**Task objective:**
Below are records with pictures. Reproduce exactly the lines from the line with "Enumerate this screenshot's" to the line with "What's the underlying", inclusive, and leave each picture out.

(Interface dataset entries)
┌──
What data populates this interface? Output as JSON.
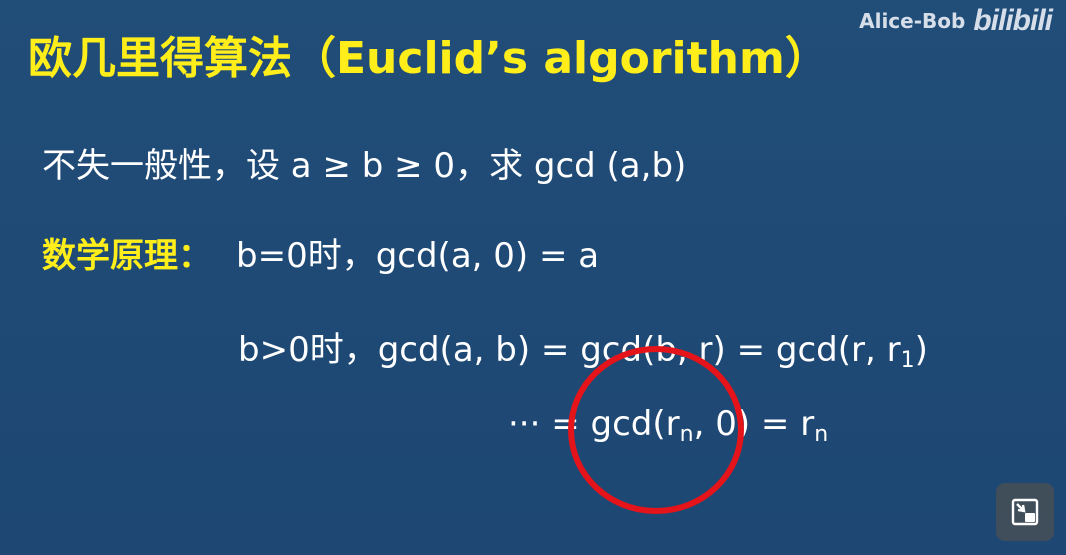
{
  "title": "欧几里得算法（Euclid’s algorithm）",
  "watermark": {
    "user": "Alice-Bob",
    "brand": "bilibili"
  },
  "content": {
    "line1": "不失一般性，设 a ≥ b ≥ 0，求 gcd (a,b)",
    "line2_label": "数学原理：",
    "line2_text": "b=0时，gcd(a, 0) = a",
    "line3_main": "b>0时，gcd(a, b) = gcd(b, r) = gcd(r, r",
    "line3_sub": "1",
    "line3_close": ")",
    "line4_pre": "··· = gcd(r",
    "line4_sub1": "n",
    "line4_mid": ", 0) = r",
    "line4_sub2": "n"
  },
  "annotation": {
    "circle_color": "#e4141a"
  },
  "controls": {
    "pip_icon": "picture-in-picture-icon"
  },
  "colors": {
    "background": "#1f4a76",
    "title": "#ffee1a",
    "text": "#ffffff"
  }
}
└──
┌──
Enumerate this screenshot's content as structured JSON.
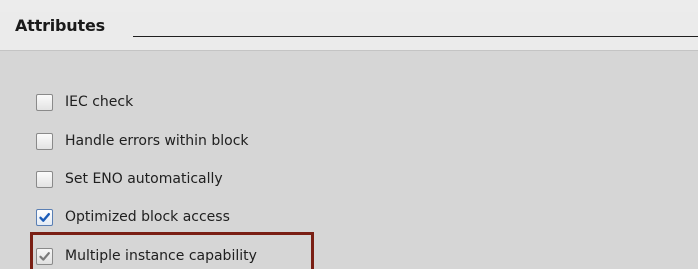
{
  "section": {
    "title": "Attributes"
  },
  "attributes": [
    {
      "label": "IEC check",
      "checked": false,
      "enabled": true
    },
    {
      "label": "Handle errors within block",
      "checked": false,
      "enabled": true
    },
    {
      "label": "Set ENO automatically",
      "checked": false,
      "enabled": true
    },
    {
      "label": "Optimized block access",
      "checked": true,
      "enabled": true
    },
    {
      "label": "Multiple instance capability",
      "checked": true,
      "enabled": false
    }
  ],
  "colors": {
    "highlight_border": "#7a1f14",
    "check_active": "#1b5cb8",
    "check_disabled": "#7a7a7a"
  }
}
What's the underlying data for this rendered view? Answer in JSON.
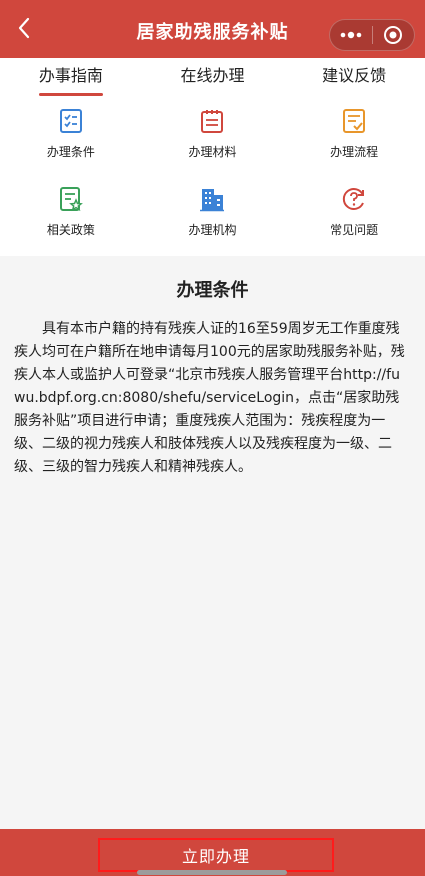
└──
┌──
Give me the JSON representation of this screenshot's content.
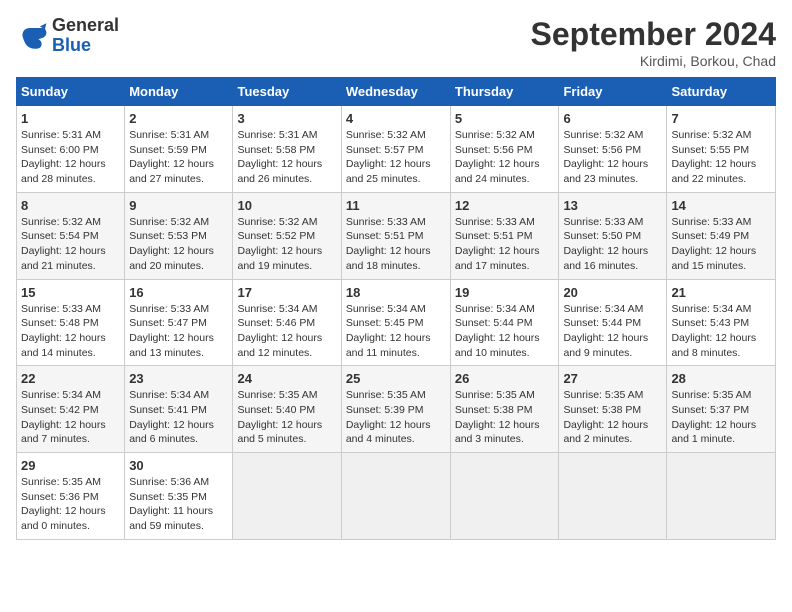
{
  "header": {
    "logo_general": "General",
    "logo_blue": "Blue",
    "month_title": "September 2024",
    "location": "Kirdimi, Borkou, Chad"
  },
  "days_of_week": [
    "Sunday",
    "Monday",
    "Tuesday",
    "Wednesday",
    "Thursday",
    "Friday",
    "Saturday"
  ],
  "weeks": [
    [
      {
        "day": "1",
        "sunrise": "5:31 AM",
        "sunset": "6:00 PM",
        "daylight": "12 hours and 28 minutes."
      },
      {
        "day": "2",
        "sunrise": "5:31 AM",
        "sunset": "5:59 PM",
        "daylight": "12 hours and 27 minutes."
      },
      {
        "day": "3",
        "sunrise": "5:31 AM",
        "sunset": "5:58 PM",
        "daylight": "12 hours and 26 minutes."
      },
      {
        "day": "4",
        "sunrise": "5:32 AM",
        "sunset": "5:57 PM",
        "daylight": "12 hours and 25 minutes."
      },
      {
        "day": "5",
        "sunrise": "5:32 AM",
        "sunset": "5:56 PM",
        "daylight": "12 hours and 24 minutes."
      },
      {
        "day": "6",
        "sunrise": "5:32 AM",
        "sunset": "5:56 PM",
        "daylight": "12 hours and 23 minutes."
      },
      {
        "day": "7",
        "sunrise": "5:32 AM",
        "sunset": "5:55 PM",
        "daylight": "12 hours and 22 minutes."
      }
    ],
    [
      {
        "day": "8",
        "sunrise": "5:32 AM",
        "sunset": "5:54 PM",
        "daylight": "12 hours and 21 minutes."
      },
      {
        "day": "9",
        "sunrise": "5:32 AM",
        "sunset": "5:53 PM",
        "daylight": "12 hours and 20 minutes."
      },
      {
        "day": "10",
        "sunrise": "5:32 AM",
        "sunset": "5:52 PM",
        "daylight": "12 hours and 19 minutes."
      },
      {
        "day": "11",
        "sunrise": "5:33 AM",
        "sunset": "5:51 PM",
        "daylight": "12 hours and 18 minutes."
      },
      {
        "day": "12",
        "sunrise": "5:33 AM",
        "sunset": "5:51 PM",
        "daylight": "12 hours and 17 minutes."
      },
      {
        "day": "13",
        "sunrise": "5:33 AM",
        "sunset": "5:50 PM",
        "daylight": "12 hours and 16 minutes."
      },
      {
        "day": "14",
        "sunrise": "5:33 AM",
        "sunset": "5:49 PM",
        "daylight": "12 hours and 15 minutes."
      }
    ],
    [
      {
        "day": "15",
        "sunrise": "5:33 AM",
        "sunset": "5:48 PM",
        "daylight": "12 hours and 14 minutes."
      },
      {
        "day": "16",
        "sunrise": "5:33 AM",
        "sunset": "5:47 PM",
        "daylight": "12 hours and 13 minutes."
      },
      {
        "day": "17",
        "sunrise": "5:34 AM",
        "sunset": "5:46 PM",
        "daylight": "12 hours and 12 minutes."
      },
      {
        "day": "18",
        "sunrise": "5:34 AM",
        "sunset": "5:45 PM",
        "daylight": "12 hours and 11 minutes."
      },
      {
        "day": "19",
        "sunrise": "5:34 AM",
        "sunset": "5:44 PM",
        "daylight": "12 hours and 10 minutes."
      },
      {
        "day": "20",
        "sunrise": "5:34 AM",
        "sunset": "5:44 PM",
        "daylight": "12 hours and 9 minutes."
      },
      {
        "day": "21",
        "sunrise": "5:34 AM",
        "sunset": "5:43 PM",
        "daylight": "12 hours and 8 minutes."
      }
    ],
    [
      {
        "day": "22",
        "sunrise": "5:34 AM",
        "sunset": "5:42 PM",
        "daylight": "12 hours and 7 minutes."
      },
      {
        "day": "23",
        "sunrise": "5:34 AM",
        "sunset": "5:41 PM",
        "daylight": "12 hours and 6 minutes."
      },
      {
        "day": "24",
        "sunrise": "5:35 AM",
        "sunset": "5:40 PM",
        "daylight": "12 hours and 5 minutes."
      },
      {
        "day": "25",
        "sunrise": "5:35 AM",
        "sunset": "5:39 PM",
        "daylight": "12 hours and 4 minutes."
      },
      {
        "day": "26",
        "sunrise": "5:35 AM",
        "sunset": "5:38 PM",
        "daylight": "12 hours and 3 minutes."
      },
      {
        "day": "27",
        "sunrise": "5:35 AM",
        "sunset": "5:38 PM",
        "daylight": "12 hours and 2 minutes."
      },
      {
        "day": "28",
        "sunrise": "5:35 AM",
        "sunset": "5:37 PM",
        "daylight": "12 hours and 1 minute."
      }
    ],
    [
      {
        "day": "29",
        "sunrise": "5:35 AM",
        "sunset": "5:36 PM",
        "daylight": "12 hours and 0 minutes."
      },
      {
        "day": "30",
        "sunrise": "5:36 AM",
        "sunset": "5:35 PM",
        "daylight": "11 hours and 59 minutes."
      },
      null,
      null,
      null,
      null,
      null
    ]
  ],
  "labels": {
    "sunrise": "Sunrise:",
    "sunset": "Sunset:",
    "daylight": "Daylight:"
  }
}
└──
**Result for this task:**
Enumerate this screenshot's content as structured JSON.
{
  "section": {
    "title": "Attributes"
  },
  "attributes": [
    {
      "label": "IEC check",
      "checked": false,
      "enabled": true
    },
    {
      "label": "Handle errors within block",
      "checked": false,
      "enabled": true
    },
    {
      "label": "Set ENO automatically",
      "checked": false,
      "enabled": true
    },
    {
      "label": "Optimized block access",
      "checked": true,
      "enabled": true
    },
    {
      "label": "Multiple instance capability",
      "checked": true,
      "enabled": false
    }
  ],
  "colors": {
    "highlight_border": "#7a1f14",
    "check_active": "#1b5cb8",
    "check_disabled": "#7a7a7a"
  }
}
What's the underlying data for this rendered view? Answer in JSON.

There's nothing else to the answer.